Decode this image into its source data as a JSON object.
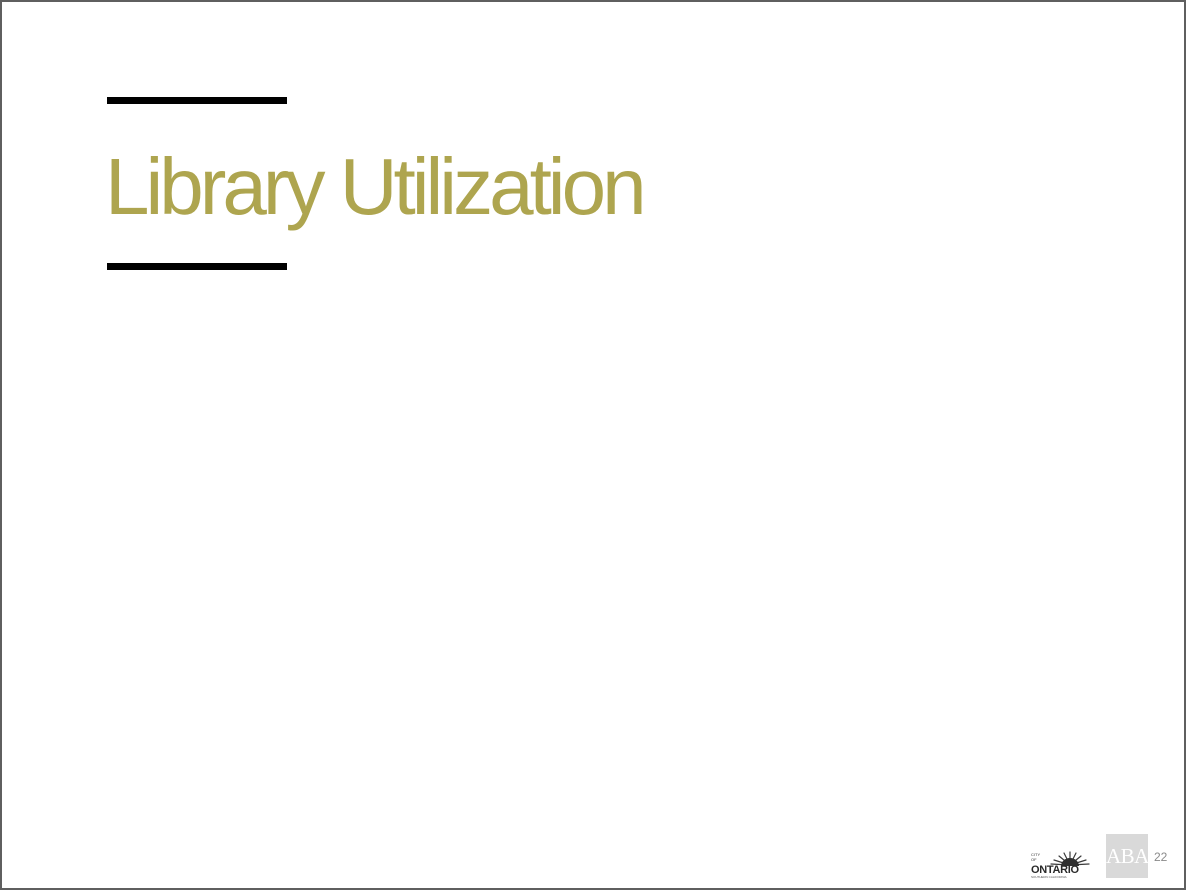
{
  "slide": {
    "title": "Library Utilization",
    "page_number": "22"
  },
  "logos": {
    "ontario": {
      "top_text": "CITY OF",
      "name": "ONTARIO",
      "bottom_text": "SOUTHERN CALIFORNIA"
    },
    "aba": {
      "text": "ABA"
    }
  },
  "colors": {
    "title": "#aea54f",
    "rules": "#000000",
    "border": "#5f5f5f",
    "aba_background": "#d9d9d9"
  }
}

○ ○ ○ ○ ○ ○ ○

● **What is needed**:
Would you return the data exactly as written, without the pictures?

● **Exercise result**:
Decode this image into its source data as a JSON object.
{
  "slide": {
    "title": "Library Utilization",
    "page_number": "22"
  },
  "logos": {
    "ontario": {
      "top_text": "CITY OF",
      "name": "ONTARIO",
      "bottom_text": "SOUTHERN CALIFORNIA"
    },
    "aba": {
      "text": "ABA"
    }
  },
  "colors": {
    "title": "#aea54f",
    "rules": "#000000",
    "border": "#5f5f5f",
    "aba_background": "#d9d9d9"
  }
}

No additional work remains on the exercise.